§ WHAT YOU HAVE TO DO
Report every line of the records below that contains the word "placeholder".

§ Page and application data records

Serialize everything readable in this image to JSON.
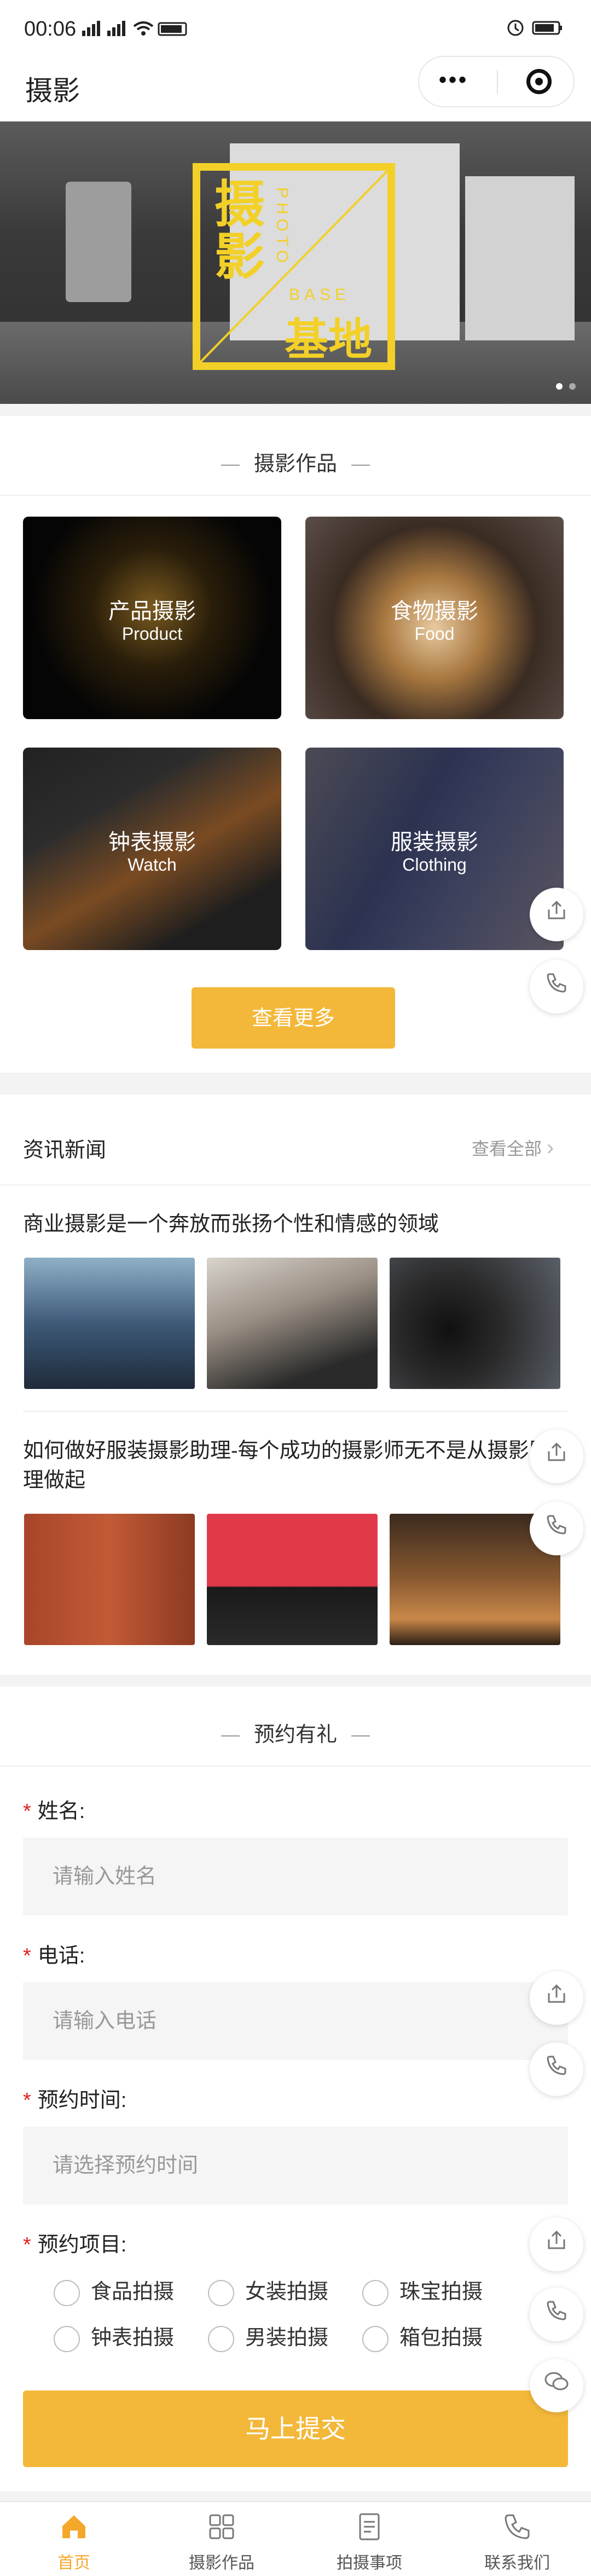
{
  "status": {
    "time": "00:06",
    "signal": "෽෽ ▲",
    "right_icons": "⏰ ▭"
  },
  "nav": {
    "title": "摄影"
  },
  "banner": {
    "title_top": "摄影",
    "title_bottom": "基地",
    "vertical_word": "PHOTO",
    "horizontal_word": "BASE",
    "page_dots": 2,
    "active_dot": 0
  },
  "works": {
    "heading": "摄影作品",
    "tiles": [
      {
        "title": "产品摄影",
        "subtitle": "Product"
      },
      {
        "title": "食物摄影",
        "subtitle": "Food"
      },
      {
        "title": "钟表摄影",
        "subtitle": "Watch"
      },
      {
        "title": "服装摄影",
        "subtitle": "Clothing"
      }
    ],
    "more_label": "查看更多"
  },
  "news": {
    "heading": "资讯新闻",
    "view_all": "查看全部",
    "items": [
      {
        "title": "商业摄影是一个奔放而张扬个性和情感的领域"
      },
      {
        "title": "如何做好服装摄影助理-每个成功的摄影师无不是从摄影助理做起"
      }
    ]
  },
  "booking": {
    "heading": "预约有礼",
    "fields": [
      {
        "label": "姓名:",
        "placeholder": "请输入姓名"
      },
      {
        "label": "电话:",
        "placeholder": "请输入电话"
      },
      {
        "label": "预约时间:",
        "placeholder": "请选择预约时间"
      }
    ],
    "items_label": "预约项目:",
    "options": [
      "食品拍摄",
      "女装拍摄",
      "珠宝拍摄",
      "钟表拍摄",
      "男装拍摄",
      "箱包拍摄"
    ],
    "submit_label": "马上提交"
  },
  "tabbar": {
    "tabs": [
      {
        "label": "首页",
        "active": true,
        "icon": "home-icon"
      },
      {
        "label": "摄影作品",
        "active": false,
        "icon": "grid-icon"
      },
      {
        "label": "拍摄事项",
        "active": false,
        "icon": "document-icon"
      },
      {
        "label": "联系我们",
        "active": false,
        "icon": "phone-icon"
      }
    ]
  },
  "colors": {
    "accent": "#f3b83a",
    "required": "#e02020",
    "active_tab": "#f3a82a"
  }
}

§ EXERCISE OUTPUT
        "placeholder": "请输入姓名"
        "placeholder": "请输入电话"
        "placeholder": "请选择预约时间"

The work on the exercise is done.